RonL
There is an effect of the complementary angle theorom that I don't understand.

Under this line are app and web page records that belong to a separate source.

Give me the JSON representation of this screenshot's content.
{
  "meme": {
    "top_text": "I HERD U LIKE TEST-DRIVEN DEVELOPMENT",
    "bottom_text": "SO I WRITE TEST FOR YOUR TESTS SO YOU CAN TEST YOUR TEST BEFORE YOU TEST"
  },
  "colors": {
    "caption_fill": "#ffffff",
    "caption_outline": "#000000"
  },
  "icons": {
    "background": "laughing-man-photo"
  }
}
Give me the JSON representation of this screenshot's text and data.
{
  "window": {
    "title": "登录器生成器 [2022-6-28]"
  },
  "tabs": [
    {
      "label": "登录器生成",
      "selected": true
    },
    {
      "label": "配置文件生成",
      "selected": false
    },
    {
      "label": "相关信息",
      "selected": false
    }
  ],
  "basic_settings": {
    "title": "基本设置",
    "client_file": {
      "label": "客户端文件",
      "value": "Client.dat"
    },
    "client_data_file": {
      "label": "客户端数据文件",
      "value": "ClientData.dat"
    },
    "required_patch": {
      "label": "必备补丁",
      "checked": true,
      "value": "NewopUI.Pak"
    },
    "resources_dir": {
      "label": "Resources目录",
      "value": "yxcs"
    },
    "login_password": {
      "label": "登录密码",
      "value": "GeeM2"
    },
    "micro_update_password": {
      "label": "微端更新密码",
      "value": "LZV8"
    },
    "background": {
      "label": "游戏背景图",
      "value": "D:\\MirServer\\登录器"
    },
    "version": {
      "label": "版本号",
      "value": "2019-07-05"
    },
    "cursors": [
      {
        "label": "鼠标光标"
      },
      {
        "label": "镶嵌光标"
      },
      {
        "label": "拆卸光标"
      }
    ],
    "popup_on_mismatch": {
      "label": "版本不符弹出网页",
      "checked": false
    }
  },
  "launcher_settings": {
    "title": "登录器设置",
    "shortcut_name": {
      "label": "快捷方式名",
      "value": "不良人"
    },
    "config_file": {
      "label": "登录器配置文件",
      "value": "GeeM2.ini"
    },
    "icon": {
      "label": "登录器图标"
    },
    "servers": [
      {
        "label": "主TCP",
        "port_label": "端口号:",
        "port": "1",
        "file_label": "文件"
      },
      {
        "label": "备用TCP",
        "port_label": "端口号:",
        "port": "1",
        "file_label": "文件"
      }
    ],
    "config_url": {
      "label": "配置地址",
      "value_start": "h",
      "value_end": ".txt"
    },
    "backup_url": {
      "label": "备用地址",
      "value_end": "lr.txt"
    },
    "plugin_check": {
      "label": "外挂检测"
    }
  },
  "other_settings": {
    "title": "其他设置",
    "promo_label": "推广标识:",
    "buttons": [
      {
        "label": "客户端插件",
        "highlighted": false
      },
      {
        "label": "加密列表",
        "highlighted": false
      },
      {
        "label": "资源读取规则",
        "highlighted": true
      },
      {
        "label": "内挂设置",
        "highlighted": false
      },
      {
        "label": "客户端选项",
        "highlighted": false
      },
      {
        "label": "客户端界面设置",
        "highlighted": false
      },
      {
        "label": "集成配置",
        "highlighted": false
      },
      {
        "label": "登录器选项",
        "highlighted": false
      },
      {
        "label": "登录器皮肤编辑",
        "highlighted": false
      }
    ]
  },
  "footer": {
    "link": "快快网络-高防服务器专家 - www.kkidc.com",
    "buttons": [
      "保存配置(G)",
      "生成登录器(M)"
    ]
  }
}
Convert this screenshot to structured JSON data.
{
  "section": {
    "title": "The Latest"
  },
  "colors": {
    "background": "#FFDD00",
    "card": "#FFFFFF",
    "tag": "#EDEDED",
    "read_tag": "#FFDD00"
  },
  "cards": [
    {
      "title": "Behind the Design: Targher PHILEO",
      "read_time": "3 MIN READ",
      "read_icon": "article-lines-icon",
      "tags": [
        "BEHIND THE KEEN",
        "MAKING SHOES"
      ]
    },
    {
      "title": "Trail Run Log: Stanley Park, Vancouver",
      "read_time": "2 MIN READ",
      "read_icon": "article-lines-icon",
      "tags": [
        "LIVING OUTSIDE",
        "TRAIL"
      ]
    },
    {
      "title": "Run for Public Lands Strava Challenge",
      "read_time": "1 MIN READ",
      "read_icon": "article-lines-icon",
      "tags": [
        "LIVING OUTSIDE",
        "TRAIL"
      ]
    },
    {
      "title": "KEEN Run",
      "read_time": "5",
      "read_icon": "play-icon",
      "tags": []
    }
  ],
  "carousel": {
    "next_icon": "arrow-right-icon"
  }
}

For example:
sin squared(40) + sin squared(50) = sin squared(40) + cos squared(40) = 1
This previous statement's purpose was to show how sin(50) = cos(40), but what got me was the answer being equal to 1. Doing some experimenting, to see if this is a rule:
sin squared(10) + sin squared(80) = sin squared(10) + cos squared(10) = 1
and so on:
cos squared(10) + cos squared(80) = 1
sin squared(30) + sin squared(60) = 1
Why is it, when these functions are squared, that the answer = 1?
Hello,Originally Posted by spiritualfields
I've attached a diagram to show you what I've calculated.
If the sum of the 2 angles is 90° you are dealing with a right triangle.
The red line corresponds to and the blue line corrsponds to
According to the diagram is:
Plug in the sine values and you'll get the property you have detected.
The blue line corresponds to . So now you can easily complete the Pythagoran rule of the Sine and Cosine function.
Greetings
EB
Hello,Originally Posted by spiritualfields
have a look here: http://www.dynageo.de
Greetings
EB